── Data for the task

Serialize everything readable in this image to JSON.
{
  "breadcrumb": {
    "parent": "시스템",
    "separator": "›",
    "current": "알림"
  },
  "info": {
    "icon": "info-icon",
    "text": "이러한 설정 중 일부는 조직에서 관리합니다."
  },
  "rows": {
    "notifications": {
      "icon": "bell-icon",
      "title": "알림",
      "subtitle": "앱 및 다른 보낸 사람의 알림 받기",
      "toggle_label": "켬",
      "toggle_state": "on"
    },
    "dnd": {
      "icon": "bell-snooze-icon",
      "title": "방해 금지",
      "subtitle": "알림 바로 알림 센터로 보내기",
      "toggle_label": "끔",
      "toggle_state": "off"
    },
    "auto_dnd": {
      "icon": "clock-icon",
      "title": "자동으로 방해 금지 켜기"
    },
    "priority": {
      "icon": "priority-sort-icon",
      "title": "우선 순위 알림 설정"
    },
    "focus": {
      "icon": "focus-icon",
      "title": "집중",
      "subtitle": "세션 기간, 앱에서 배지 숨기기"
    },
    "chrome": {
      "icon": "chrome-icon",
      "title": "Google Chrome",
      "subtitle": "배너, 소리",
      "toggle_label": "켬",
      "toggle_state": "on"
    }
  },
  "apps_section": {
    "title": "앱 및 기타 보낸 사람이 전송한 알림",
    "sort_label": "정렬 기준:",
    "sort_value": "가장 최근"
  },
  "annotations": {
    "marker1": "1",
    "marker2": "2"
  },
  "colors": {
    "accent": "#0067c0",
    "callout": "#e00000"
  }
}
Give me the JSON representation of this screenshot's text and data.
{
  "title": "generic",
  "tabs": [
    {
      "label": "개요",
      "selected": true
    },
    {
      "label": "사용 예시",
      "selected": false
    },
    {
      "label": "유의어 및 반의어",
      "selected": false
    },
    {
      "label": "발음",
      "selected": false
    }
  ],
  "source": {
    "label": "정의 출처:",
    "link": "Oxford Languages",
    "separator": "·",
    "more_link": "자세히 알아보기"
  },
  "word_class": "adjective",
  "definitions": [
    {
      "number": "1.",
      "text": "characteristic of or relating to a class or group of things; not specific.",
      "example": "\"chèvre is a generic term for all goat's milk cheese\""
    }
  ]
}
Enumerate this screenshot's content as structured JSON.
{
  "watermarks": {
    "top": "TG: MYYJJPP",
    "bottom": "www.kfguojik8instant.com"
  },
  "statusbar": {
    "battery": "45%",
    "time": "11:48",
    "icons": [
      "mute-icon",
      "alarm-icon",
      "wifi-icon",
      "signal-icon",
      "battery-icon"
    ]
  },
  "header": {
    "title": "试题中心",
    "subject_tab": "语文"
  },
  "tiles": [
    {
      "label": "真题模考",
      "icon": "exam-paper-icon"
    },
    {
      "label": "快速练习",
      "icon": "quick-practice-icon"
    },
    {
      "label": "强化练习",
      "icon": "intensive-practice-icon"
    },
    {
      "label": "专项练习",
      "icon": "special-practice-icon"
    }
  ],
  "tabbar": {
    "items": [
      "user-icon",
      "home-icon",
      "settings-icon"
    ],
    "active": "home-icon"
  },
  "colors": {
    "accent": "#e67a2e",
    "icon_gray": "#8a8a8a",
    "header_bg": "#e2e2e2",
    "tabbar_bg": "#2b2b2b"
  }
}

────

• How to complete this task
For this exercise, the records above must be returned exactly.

• Written reply
Serialize everything readable in this image to JSON.
{
  "breadcrumb": {
    "parent": "시스템",
    "separator": "›",
    "current": "알림"
  },
  "info": {
    "icon": "info-icon",
    "text": "이러한 설정 중 일부는 조직에서 관리합니다."
  },
  "rows": {
    "notifications": {
      "icon": "bell-icon",
      "title": "알림",
      "subtitle": "앱 및 다른 보낸 사람의 알림 받기",
      "toggle_label": "켬",
      "toggle_state": "on"
    },
    "dnd": {
      "icon": "bell-snooze-icon",
      "title": "방해 금지",
      "subtitle": "알림 바로 알림 센터로 보내기",
      "toggle_label": "끔",
      "toggle_state": "off"
    },
    "auto_dnd": {
      "icon": "clock-icon",
      "title": "자동으로 방해 금지 켜기"
    },
    "priority": {
      "icon": "priority-sort-icon",
      "title": "우선 순위 알림 설정"
    },
    "focus": {
      "icon": "focus-icon",
      "title": "집중",
      "subtitle": "세션 기간, 앱에서 배지 숨기기"
    },
    "chrome": {
      "icon": "chrome-icon",
      "title": "Google Chrome",
      "subtitle": "배너, 소리",
      "toggle_label": "켬",
      "toggle_state": "on"
    }
  },
  "apps_section": {
    "title": "앱 및 기타 보낸 사람이 전송한 알림",
    "sort_label": "정렬 기준:",
    "sort_value": "가장 최근"
  },
  "annotations": {
    "marker1": "1",
    "marker2": "2"
  },
  "colors": {
    "accent": "#0067c0",
    "callout": "#e00000"
  }
}
Give me the JSON representation of this screenshot's text and data.
{
  "title": "generic",
  "tabs": [
    {
      "label": "개요",
      "selected": true
    },
    {
      "label": "사용 예시",
      "selected": false
    },
    {
      "label": "유의어 및 반의어",
      "selected": false
    },
    {
      "label": "발음",
      "selected": false
    }
  ],
  "source": {
    "label": "정의 출처:",
    "link": "Oxford Languages",
    "separator": "·",
    "more_link": "자세히 알아보기"
  },
  "word_class": "adjective",
  "definitions": [
    {
      "number": "1.",
      "text": "characteristic of or relating to a class or group of things; not specific.",
      "example": "\"chèvre is a generic term for all goat's milk cheese\""
    }
  ]
}
Enumerate this screenshot's content as structured JSON.
{
  "watermarks": {
    "top": "TG: MYYJJPP",
    "bottom": "www.kfguojik8instant.com"
  },
  "statusbar": {
    "battery": "45%",
    "time": "11:48",
    "icons": [
      "mute-icon",
      "alarm-icon",
      "wifi-icon",
      "signal-icon",
      "battery-icon"
    ]
  },
  "header": {
    "title": "试题中心",
    "subject_tab": "语文"
  },
  "tiles": [
    {
      "label": "真题模考",
      "icon": "exam-paper-icon"
    },
    {
      "label": "快速练习",
      "icon": "quick-practice-icon"
    },
    {
      "label": "强化练习",
      "icon": "intensive-practice-icon"
    },
    {
      "label": "专项练习",
      "icon": "special-practice-icon"
    }
  ],
  "tabbar": {
    "items": [
      "user-icon",
      "home-icon",
      "settings-icon"
    ],
    "active": "home-icon"
  },
  "colors": {
    "accent": "#e67a2e",
    "icon_gray": "#8a8a8a",
    "header_bg": "#e2e2e2",
    "tabbar_bg": "#2b2b2b"
  }
}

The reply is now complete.